## Your objective
Each line of the data is to be output verbatim, with the images removed.

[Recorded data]
* * *
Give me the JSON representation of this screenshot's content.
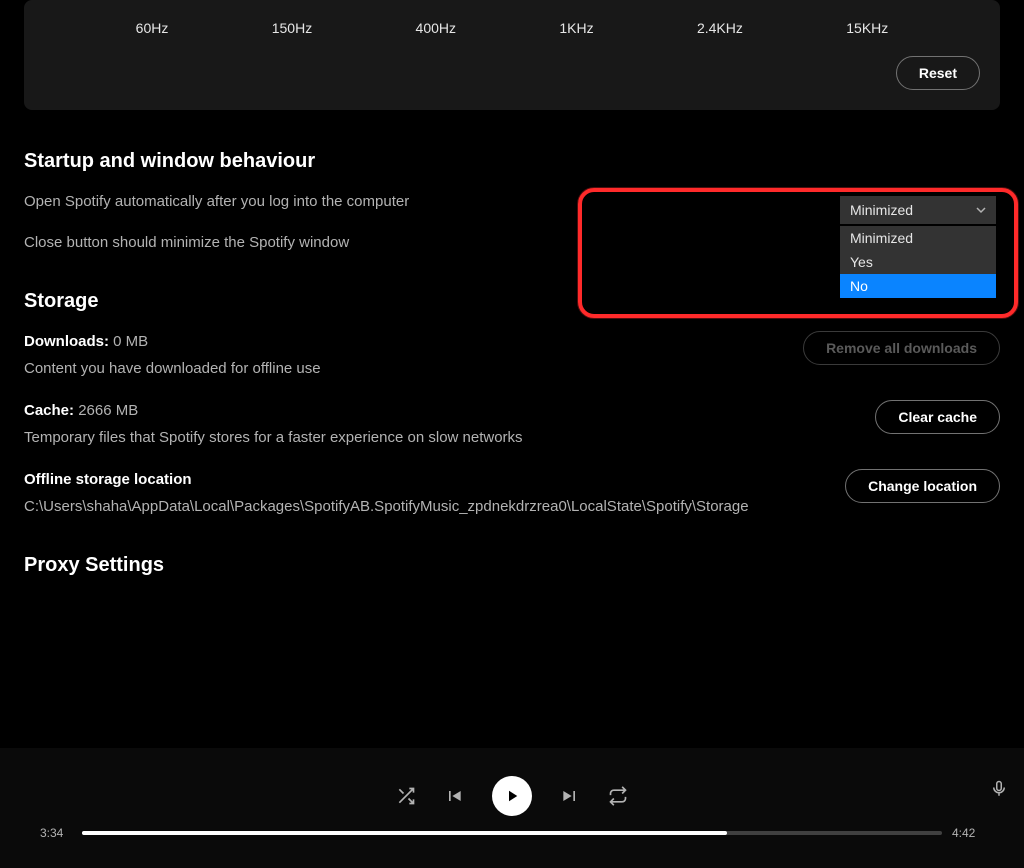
{
  "equalizer": {
    "bands": [
      "60Hz",
      "150Hz",
      "400Hz",
      "1KHz",
      "2.4KHz",
      "15KHz"
    ],
    "reset_label": "Reset"
  },
  "startup": {
    "title": "Startup and window behaviour",
    "open_auto_label": "Open Spotify automatically after you log into the computer",
    "close_min_label": "Close button should minimize the Spotify window",
    "dropdown": {
      "selected": "Minimized",
      "options": [
        "Minimized",
        "Yes",
        "No"
      ],
      "highlighted": "No"
    }
  },
  "storage": {
    "title": "Storage",
    "downloads_label": "Downloads:",
    "downloads_value": "0 MB",
    "downloads_desc": "Content you have downloaded for offline use",
    "remove_downloads_label": "Remove all downloads",
    "cache_label": "Cache:",
    "cache_value": "2666 MB",
    "cache_desc": "Temporary files that Spotify stores for a faster experience on slow networks",
    "clear_cache_label": "Clear cache",
    "offline_label": "Offline storage location",
    "offline_path": "C:\\Users\\shaha\\AppData\\Local\\Packages\\SpotifyAB.SpotifyMusic_zpdnekdrzrea0\\LocalState\\Spotify\\Storage",
    "change_location_label": "Change location"
  },
  "proxy": {
    "title": "Proxy Settings"
  },
  "player": {
    "elapsed": "3:34",
    "total": "4:42",
    "progress_percent": 75
  }
}
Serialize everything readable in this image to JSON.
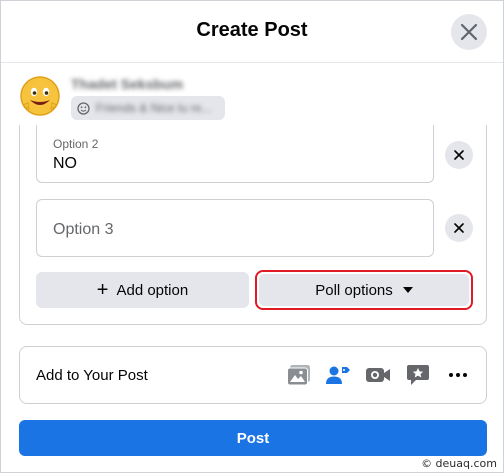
{
  "dialog": {
    "title": "Create Post",
    "close_icon": "close-icon"
  },
  "user": {
    "name": "Thadet Seksbum",
    "audience": "Friends & Nice lu re...",
    "audience_icon": "emoji-icon"
  },
  "poll": {
    "options": [
      {
        "label": "Option 2",
        "value": "NO"
      },
      {
        "label": "",
        "placeholder": "Option 3",
        "value": ""
      }
    ],
    "add_option_label": "Add option",
    "poll_options_label": "Poll options"
  },
  "add_to_post": {
    "label": "Add to Your Post",
    "tools": [
      "photo-video-icon",
      "tag-people-icon",
      "live-video-icon",
      "feeling-activity-icon",
      "more-icon"
    ]
  },
  "post_button": {
    "label": "Post"
  },
  "watermark": "© deuaq.com",
  "colors": {
    "accent": "#1b74e4",
    "highlight_border": "#e01b24",
    "button_gray": "#e4e6eb",
    "photo_icon": "#8a8d91",
    "tag_icon": "#1b74e4",
    "live_icon": "#65676b"
  }
}
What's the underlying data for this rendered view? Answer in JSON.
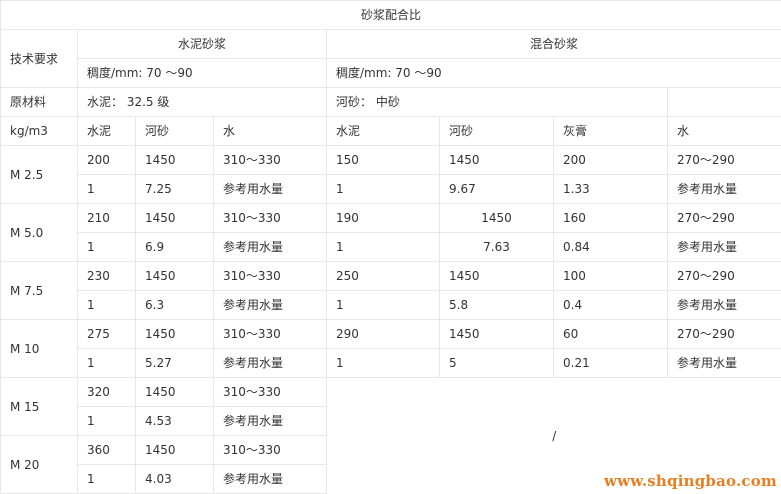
{
  "table": {
    "title": "砂浆配合比",
    "tech_req_label": "技术要求",
    "cement_mortar_label": "水泥砂浆",
    "mixed_mortar_label": "混合砂浆",
    "consistency_cement": "稠度/mm: 70 ～90",
    "consistency_mixed": "稠度/mm: 70 ～90",
    "raw_material_label": "原材料",
    "cement_grade": "水泥：  32.5 级",
    "river_sand_grade": "河砂：  中砂",
    "unit_label": "kg/m3",
    "cols": {
      "cement": "水泥",
      "sand": "河砂",
      "water": "水",
      "m_cement": "水泥",
      "m_sand": "河砂",
      "m_lime": "灰膏",
      "m_water": "水"
    },
    "rows": [
      {
        "grade": "M 2.5",
        "r1": [
          "200",
          "1450",
          "310～330",
          "150",
          "1450",
          "200",
          "270～290"
        ],
        "r2": [
          "1",
          "7.25",
          "参考用水量",
          "1",
          "9.67",
          "1.33",
          "参考用水量"
        ]
      },
      {
        "grade": "M 5.0",
        "r1": [
          "210",
          "1450",
          "310～330",
          "190",
          "1450",
          "160",
          "270～290"
        ],
        "r2": [
          "1",
          "6.9",
          "参考用水量",
          "1",
          "7.63",
          "0.84",
          "参考用水量"
        ]
      },
      {
        "grade": "M 7.5",
        "r1": [
          "230",
          "1450",
          "310～330",
          "250",
          "1450",
          "100",
          "270～290"
        ],
        "r2": [
          "1",
          "6.3",
          "参考用水量",
          "1",
          "5.8",
          "0.4",
          "参考用水量"
        ]
      },
      {
        "grade": "M 10",
        "r1": [
          "275",
          "1450",
          "310～330",
          "290",
          "1450",
          "60",
          "270～290"
        ],
        "r2": [
          "1",
          "5.27",
          "参考用水量",
          "1",
          "5",
          "0.21",
          "参考用水量"
        ]
      },
      {
        "grade": "M 15",
        "r1": [
          "320",
          "1450",
          "310～330"
        ],
        "r2": [
          "1",
          "4.53",
          "参考用水量"
        ]
      },
      {
        "grade": "M 20",
        "r1": [
          "360",
          "1450",
          "310～330"
        ],
        "r2": [
          "1",
          "4.03",
          "参考用水量"
        ]
      }
    ],
    "blank_mark": "/"
  },
  "watermark": "www.shqingbao.com"
}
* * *
## Response
Give me the JSON representation of this screenshot's content.
{
  "equalizer": {
    "bands": [
      "60Hz",
      "150Hz",
      "400Hz",
      "1KHz",
      "2.4KHz",
      "15KHz"
    ],
    "reset_label": "Reset"
  },
  "startup": {
    "title": "Startup and window behaviour",
    "open_auto_label": "Open Spotify automatically after you log into the computer",
    "close_min_label": "Close button should minimize the Spotify window",
    "dropdown": {
      "selected": "Minimized",
      "options": [
        "Minimized",
        "Yes",
        "No"
      ],
      "highlighted": "No"
    }
  },
  "storage": {
    "title": "Storage",
    "downloads_label": "Downloads:",
    "downloads_value": "0 MB",
    "downloads_desc": "Content you have downloaded for offline use",
    "remove_downloads_label": "Remove all downloads",
    "cache_label": "Cache:",
    "cache_value": "2666 MB",
    "cache_desc": "Temporary files that Spotify stores for a faster experience on slow networks",
    "clear_cache_label": "Clear cache",
    "offline_label": "Offline storage location",
    "offline_path": "C:\\Users\\shaha\\AppData\\Local\\Packages\\SpotifyAB.SpotifyMusic_zpdnekdrzrea0\\LocalState\\Spotify\\Storage",
    "change_location_label": "Change location"
  },
  "proxy": {
    "title": "Proxy Settings"
  },
  "player": {
    "elapsed": "3:34",
    "total": "4:42",
    "progress_percent": 75
  }
}
Serialize everything readable in this image to JSON.
{
  "dialog": {
    "title": "Create Post",
    "close_icon": "close-icon"
  },
  "user": {
    "name": "Thadet Seksbum",
    "audience": "Friends & Nice lu re...",
    "audience_icon": "emoji-icon"
  },
  "poll": {
    "options": [
      {
        "label": "Option 2",
        "value": "NO"
      },
      {
        "label": "",
        "placeholder": "Option 3",
        "value": ""
      }
    ],
    "add_option_label": "Add option",
    "poll_options_label": "Poll options"
  },
  "add_to_post": {
    "label": "Add to Your Post",
    "tools": [
      "photo-video-icon",
      "tag-people-icon",
      "live-video-icon",
      "feeling-activity-icon",
      "more-icon"
    ]
  },
  "post_button": {
    "label": "Post"
  },
  "watermark": "© deuaq.com",
  "colors": {
    "accent": "#1b74e4",
    "highlight_border": "#e01b24",
    "button_gray": "#e4e6eb",
    "photo_icon": "#8a8d91",
    "tag_icon": "#1b74e4",
    "live_icon": "#65676b"
  }
}
What's the underlying data for this rendered view? Answer in JSON.
{
  "table": {
    "title": "砂浆配合比",
    "tech_req_label": "技术要求",
    "cement_mortar_label": "水泥砂浆",
    "mixed_mortar_label": "混合砂浆",
    "consistency_cement": "稠度/mm: 70 ～90",
    "consistency_mixed": "稠度/mm: 70 ～90",
    "raw_material_label": "原材料",
    "cement_grade": "水泥：  32.5 级",
    "river_sand_grade": "河砂：  中砂",
    "unit_label": "kg/m3",
    "cols": {
      "cement": "水泥",
      "sand": "河砂",
      "water": "水",
      "m_cement": "水泥",
      "m_sand": "河砂",
      "m_lime": "灰膏",
      "m_water": "水"
    },
    "rows": [
      {
        "grade": "M 2.5",
        "r1": [
          "200",
          "1450",
          "310～330",
          "150",
          "1450",
          "200",
          "270～290"
        ],
        "r2": [
          "1",
          "7.25",
          "参考用水量",
          "1",
          "9.67",
          "1.33",
          "参考用水量"
        ]
      },
      {
        "grade": "M 5.0",
        "r1": [
          "210",
          "1450",
          "310～330",
          "190",
          "1450",
          "160",
          "270～290"
        ],
        "r2": [
          "1",
          "6.9",
          "参考用水量",
          "1",
          "7.63",
          "0.84",
          "参考用水量"
        ]
      },
      {
        "grade": "M 7.5",
        "r1": [
          "230",
          "1450",
          "310～330",
          "250",
          "1450",
          "100",
          "270～290"
        ],
        "r2": [
          "1",
          "6.3",
          "参考用水量",
          "1",
          "5.8",
          "0.4",
          "参考用水量"
        ]
      },
      {
        "grade": "M 10",
        "r1": [
          "275",
          "1450",
          "310～330",
          "290",
          "1450",
          "60",
          "270～290"
        ],
        "r2": [
          "1",
          "5.27",
          "参考用水量",
          "1",
          "5",
          "0.21",
          "参考用水量"
        ]
      },
      {
        "grade": "M 15",
        "r1": [
          "320",
          "1450",
          "310～330"
        ],
        "r2": [
          "1",
          "4.53",
          "参考用水量"
        ]
      },
      {
        "grade": "M 20",
        "r1": [
          "360",
          "1450",
          "310～330"
        ],
        "r2": [
          "1",
          "4.03",
          "参考用水量"
        ]
      }
    ],
    "blank_mark": "/"
  },
  "watermark": "www.shqingbao.com"
}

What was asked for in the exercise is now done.